If you're doing this, then obviously somebody's going to be out money and somebody is going to be taken advantage of, so you're not allowed to use this inside information that you might have in order to benefit in any way. Some people think somehow, they can clean themselves from the insider trader aspect of giving this information if they give it to somebody else, and that other person uses it and maybe gives them a kick-back or a piece of the action.

Conspiracy to Commit Insider Trading

Insider Trading

This would basically be a conspiracy to commit insider trading and would be prosecuted by the federal government, typically, Securities and Exchange Commission gets involved or the SEC, and what they're looking at is somebody who somehow gets some information related to a stock and then uses that information or gives that information to somebody else so that person can make money.

The government is not going to allow that to happen, because they're the ones that oversee this insider trading aspect of the Stock Market.

So, if you're charged with this insider trading crime, and you're looking at time in custody, you're going to want to look at how much is the alleged loss? What was your role in acquiring the information? In other words, how did you acquire it?

Who did you acquire it from? And one of the biggest things, again, is how much money you or someone else gained by utilizing this insider information? In the federal government, there's a whole structure as far as federal sentencing guidelines go where they're going to look at exactly what charges you're culpable of and then they're going to go next to how much money you obtained. Howe much loss was there?

Factors for Sentencing

That's going to dictate kind of what range you're in as far as the sentence, and then obviously, a bunch of other factors will apply depending on the circumstances of the case.

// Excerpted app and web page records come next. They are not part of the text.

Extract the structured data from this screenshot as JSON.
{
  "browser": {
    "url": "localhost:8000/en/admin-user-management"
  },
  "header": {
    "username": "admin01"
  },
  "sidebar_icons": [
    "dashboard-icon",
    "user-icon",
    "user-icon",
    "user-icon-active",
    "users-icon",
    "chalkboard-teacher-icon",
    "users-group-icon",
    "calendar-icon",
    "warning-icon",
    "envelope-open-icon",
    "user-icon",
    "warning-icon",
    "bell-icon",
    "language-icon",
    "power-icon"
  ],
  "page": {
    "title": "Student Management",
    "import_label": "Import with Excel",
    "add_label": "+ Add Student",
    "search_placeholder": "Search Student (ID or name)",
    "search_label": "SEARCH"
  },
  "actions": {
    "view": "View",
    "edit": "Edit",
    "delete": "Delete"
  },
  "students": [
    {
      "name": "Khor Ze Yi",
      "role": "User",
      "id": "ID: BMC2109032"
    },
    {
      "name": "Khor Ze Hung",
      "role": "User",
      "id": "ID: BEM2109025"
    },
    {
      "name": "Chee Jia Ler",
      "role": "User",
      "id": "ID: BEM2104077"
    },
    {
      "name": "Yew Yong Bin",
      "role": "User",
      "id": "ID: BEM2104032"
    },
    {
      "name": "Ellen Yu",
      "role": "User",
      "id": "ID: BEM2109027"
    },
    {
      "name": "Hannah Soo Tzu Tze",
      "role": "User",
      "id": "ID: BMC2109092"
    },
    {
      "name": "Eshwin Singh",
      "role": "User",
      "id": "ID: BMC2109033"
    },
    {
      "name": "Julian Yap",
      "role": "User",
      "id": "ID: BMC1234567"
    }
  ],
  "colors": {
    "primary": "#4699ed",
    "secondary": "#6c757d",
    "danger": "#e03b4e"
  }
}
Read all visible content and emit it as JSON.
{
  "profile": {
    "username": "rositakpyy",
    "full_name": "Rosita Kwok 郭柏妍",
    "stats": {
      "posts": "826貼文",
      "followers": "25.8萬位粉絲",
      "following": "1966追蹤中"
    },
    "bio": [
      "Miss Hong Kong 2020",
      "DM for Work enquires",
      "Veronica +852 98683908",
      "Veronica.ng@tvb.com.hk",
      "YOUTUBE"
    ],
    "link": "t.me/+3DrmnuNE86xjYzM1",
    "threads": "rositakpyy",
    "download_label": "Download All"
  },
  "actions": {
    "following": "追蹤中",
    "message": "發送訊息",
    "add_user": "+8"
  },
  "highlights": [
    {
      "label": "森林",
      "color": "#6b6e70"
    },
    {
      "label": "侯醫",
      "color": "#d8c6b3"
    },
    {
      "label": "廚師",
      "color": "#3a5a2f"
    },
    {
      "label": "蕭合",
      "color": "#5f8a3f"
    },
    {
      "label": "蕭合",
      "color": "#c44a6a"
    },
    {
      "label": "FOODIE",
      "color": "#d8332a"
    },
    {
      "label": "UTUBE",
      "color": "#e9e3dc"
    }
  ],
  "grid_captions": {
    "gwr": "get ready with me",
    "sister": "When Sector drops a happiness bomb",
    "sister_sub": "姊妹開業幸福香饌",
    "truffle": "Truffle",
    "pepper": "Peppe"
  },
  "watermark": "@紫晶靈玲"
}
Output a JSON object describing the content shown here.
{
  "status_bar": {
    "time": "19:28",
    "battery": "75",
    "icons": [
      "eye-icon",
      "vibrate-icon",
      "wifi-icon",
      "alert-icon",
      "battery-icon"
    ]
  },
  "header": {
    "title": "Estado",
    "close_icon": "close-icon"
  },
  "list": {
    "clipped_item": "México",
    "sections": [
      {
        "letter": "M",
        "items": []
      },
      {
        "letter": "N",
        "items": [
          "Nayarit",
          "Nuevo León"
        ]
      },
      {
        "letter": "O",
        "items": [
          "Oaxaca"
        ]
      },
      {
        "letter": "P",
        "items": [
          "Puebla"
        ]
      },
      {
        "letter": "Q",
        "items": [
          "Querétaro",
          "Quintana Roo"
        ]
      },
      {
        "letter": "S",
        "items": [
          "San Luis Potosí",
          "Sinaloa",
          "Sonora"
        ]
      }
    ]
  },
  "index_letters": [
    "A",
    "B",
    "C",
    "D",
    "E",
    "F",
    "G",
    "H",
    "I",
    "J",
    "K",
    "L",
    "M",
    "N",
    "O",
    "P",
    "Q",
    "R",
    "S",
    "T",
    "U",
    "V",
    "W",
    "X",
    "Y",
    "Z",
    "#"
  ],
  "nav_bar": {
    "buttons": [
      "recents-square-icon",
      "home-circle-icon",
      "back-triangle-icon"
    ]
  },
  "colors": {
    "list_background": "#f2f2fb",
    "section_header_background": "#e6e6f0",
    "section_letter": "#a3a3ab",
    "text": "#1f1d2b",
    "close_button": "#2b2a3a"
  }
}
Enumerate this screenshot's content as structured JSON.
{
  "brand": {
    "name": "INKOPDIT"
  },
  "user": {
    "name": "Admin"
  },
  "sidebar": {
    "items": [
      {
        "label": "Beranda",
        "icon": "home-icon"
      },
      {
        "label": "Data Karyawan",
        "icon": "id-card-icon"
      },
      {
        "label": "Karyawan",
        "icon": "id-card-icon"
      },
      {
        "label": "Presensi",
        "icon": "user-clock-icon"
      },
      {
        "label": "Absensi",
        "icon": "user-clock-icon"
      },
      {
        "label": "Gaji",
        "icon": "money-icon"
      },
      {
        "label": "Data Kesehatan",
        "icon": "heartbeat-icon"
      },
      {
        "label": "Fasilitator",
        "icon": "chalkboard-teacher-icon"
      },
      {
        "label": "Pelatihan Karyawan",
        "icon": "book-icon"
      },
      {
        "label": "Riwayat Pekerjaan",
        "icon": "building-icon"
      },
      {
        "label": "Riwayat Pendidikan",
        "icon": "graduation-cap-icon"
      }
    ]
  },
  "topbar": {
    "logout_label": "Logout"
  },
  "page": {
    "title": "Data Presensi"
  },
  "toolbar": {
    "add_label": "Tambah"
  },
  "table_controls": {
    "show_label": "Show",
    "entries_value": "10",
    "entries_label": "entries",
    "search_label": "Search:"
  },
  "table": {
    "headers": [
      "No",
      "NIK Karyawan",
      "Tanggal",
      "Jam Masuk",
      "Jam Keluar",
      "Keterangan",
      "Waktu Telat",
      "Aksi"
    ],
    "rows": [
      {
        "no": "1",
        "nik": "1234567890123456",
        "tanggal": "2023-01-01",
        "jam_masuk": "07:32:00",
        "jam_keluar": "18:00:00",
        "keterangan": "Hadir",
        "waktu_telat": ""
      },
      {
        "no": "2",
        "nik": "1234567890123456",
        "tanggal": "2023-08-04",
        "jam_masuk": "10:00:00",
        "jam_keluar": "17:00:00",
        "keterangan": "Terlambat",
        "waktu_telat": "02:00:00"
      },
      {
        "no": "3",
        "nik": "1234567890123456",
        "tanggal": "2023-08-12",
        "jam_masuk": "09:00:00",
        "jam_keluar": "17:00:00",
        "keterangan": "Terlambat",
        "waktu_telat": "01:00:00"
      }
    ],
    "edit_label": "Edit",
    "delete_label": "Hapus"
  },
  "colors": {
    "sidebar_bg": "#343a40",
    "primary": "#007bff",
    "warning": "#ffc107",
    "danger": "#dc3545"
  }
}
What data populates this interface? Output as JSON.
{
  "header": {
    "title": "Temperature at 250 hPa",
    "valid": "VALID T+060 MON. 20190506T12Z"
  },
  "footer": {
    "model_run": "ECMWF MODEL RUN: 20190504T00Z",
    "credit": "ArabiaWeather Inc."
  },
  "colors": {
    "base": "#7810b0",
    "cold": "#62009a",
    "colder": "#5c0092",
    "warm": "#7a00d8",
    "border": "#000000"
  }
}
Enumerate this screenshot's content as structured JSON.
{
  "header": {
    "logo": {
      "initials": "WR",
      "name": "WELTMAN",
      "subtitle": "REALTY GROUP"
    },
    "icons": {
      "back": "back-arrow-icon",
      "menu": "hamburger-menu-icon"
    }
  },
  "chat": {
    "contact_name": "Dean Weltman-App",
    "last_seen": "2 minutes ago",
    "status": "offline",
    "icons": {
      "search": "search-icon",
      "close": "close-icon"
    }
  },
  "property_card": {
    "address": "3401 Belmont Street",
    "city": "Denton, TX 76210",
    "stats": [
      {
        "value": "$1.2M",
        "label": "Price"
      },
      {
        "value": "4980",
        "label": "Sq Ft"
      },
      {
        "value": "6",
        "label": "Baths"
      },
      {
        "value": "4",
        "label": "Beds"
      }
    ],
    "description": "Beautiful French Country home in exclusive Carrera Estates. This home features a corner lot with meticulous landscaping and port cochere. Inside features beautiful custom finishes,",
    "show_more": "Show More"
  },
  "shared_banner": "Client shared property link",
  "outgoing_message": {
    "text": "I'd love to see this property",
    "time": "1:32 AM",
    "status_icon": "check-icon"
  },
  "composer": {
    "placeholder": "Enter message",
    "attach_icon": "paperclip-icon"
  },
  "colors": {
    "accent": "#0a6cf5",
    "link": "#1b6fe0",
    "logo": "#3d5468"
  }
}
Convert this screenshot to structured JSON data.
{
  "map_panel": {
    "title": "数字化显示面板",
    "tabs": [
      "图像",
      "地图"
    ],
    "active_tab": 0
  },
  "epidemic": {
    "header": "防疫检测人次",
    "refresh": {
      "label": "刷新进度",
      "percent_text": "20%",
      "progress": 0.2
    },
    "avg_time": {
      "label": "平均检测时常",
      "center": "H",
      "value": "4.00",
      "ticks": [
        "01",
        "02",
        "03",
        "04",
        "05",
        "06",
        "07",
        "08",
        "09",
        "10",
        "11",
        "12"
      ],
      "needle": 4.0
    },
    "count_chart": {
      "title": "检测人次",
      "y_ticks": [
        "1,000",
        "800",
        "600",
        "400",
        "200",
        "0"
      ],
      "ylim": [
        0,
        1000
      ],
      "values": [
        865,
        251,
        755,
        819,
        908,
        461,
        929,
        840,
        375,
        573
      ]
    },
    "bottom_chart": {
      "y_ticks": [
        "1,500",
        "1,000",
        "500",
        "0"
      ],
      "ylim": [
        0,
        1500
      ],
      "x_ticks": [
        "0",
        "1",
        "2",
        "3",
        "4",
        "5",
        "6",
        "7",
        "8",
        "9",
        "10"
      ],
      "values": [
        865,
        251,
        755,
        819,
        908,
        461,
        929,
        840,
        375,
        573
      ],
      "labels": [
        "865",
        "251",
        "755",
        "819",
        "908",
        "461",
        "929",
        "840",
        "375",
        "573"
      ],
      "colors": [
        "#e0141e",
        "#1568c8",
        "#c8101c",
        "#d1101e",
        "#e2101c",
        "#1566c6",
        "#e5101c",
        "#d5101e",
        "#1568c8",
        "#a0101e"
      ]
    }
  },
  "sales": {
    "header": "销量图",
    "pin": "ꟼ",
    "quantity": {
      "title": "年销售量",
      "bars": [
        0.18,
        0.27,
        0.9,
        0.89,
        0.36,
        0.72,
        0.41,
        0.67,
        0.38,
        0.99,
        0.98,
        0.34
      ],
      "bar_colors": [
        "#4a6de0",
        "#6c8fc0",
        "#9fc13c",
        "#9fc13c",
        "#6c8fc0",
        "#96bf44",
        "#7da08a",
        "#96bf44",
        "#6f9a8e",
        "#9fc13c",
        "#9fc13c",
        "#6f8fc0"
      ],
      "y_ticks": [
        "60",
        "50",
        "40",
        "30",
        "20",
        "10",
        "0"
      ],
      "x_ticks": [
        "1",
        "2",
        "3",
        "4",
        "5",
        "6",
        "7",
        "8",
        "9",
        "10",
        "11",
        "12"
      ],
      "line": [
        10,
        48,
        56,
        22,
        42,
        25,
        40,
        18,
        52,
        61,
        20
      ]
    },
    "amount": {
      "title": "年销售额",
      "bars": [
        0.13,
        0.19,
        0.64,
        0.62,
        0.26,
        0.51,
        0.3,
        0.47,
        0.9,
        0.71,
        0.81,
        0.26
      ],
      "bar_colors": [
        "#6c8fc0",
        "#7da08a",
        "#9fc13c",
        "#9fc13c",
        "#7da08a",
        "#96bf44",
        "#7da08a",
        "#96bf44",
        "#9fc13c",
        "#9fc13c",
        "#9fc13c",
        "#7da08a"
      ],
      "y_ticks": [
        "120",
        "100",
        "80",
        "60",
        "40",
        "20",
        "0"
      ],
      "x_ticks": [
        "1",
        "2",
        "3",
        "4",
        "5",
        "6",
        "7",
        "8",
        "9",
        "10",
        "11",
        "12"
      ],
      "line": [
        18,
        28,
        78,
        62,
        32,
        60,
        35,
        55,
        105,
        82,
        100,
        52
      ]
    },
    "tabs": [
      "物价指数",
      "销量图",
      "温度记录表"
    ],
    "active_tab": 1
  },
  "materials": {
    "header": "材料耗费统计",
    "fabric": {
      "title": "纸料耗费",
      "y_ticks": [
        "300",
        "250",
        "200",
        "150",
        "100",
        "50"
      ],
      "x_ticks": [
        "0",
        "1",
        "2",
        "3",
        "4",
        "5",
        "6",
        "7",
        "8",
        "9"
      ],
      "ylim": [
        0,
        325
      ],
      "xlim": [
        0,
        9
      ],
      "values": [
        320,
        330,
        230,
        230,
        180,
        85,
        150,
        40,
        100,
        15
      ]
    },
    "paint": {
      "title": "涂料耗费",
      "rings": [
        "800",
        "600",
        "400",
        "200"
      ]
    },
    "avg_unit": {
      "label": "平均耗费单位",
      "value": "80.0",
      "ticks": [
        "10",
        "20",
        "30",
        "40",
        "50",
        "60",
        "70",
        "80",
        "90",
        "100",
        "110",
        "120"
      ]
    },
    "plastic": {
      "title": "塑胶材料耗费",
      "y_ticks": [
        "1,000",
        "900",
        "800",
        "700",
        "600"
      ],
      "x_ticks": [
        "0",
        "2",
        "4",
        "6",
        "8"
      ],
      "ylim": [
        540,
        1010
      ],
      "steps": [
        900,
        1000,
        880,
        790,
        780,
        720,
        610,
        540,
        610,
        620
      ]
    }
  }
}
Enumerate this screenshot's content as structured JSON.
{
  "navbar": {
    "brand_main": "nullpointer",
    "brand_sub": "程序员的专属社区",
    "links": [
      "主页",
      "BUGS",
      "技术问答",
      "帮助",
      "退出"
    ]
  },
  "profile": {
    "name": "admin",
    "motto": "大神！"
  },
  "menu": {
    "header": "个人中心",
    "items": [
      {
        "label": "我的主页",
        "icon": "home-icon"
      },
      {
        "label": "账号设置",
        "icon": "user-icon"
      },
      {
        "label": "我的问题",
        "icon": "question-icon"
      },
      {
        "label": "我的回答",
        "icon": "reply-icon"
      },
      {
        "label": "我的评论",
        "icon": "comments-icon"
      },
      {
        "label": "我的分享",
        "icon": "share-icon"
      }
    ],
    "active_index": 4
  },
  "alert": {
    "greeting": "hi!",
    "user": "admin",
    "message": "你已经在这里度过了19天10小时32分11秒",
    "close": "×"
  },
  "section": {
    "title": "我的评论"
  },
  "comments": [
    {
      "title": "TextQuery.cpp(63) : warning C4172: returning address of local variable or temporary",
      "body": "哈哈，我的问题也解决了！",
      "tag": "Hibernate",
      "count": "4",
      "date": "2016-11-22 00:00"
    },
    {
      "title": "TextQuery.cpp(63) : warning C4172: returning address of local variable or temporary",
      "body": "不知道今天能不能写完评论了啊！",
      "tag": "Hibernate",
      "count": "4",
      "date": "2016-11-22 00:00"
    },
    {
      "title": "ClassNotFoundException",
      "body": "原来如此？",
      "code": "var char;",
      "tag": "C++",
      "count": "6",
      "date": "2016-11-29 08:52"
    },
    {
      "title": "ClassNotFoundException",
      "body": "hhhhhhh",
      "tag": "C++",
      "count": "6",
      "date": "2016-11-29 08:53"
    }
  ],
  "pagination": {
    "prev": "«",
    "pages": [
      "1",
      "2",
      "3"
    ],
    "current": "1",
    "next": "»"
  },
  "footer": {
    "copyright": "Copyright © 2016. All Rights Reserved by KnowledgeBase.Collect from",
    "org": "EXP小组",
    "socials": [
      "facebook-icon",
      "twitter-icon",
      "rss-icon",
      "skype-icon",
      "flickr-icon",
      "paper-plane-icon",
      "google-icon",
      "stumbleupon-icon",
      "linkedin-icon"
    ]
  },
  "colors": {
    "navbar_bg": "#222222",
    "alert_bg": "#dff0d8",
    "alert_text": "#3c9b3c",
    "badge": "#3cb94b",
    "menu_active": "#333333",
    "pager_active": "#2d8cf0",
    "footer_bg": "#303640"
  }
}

The judge will take into consideration your attorney's arguments, their position paper regarding a federal sentence.

They'll also look at the probation department and see what they have to say about you, your background and your history and what they think about the crime, and then lastly, they're going to listen to the prosecutors to see what they have to say about it – what their position is – and then the judge will make the final decision.

So, in any federal case – whether it be an insider trading case or otherwise – the judge usually asks people at the time of the plea, has anybody promised you a sentence in this federal case? And of course, the answer has to be no, because no one can promise a specific sentence in a federal case.

Basically, what you're doing is you're pleading to a base offense and then there might be some other characteristics to that offense that apply enhancements, other things, accepting responsibility and ultimately, the judge is going to be left with you inside of a range, and then based on that range, based on your history, based on all the reports the judge reviews, and based on the judge's take and view of what you did, what you gained, how sophisticated you were and what the appropriate punishment is, the judge will then dole out the sentence to you.

Contact Our Federal Lawyers for Help

Obviously, you want to be prepared long before this if you're involved in an insider trading case in Los Angeles or anywhere in the county, make sure that you have fully exhausted all possible defenses. Once you've done, if you've made the decision that it's in your best interest to work out a plea agreement with the government, obviously you're going to sit down with your attorney and start to make the right decisions related to what you can do in your case and what makes the most sense.